“You’ve had as many operations as he’s had, he may be solid enough that it’s all right. And if he is, I think he probably will break my record,” Nicklaus said. “But he’s 43 years old, and when you get to be 43 years old you start to get a little creak here and a little creak there, and all of a sudden every day is not the same.”

As an example, Nicklaus recounted a round the two played together before this year’s Masters, one in which Woods fired a stress-free 64 but mentioned that his neck was bothering him. The injury was cited as a precautionary reason why Woods bypassed the Arnold Palmer Invitational in early March despite his stellar track record at Bay Hill.

For Nicklaus, it was a sign that Woods’ best option moving forward might be to work smart, not hard. Woods’ light schedule following his Masters triumph shows he may be of a similar mindset.

“He’s going to have a lot more of those problems. We all have a lot of those problems,” he said. “But if you manage them and you know how to take care of yourself, you know how to pace yourself, you can do that. And he’s at the age where he needs to pace himself. He can’t just do everything everybody asks him to do. He’s got to be a little selfish, and that’s OK.”

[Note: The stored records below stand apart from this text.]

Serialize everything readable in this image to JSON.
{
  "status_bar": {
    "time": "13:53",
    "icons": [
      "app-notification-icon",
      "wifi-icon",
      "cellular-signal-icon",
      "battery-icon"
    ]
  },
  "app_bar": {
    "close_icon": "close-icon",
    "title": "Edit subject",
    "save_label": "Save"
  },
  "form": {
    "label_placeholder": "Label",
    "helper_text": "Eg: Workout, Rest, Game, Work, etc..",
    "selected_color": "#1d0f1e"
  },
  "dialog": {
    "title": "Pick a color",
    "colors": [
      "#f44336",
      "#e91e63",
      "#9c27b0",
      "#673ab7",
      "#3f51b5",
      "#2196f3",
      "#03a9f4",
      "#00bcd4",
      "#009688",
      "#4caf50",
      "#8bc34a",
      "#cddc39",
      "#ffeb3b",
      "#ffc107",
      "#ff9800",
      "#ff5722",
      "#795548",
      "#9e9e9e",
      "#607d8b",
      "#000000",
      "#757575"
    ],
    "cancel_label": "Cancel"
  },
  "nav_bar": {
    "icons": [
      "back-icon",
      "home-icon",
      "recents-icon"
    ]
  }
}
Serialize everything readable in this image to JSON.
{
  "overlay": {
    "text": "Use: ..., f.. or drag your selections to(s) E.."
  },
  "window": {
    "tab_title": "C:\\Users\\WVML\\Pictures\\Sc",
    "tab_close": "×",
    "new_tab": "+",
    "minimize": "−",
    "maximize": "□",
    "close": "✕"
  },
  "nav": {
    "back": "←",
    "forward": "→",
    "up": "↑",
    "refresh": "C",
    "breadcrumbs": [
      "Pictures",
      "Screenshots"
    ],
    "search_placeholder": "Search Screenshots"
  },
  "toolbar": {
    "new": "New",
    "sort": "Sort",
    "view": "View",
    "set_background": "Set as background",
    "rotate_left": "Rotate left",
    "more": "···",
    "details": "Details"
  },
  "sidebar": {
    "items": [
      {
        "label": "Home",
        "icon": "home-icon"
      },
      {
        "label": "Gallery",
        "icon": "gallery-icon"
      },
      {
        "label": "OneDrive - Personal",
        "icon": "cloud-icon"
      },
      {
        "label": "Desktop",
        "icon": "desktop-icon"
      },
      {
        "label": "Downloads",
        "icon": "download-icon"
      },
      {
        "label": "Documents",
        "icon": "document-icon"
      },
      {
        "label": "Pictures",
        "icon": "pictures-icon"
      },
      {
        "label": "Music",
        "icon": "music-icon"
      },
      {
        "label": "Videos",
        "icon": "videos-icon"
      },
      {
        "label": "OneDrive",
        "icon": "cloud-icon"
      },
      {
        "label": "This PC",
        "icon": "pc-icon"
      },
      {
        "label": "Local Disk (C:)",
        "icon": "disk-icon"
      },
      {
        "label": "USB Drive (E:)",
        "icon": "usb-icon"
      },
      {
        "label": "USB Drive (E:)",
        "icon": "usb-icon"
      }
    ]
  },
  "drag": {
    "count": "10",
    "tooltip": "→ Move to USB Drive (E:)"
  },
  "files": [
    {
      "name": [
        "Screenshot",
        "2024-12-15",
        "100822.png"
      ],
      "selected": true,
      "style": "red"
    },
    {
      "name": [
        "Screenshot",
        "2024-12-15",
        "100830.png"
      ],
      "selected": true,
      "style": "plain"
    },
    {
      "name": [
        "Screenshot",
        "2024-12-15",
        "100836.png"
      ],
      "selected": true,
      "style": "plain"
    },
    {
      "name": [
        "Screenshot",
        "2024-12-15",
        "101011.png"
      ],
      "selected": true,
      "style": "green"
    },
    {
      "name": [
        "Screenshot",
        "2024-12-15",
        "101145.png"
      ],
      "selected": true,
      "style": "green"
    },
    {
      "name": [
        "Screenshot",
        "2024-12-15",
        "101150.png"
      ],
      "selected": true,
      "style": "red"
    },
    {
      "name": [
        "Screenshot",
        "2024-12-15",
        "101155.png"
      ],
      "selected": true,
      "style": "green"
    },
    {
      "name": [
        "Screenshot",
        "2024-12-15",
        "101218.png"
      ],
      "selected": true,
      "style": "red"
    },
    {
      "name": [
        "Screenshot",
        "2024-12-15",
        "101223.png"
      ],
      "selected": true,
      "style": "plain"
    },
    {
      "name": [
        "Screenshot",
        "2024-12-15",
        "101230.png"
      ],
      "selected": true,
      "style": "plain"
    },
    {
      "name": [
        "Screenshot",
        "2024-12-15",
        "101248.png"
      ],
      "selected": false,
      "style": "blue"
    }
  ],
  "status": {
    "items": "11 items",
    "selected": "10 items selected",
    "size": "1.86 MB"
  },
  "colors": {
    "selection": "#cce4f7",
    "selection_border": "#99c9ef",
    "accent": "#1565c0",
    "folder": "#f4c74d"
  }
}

Note: Watch Tiger Woods' opening round at the Memorial Tournament on PGA Tour Live, beginning at 8 a.m. ET on Thursday.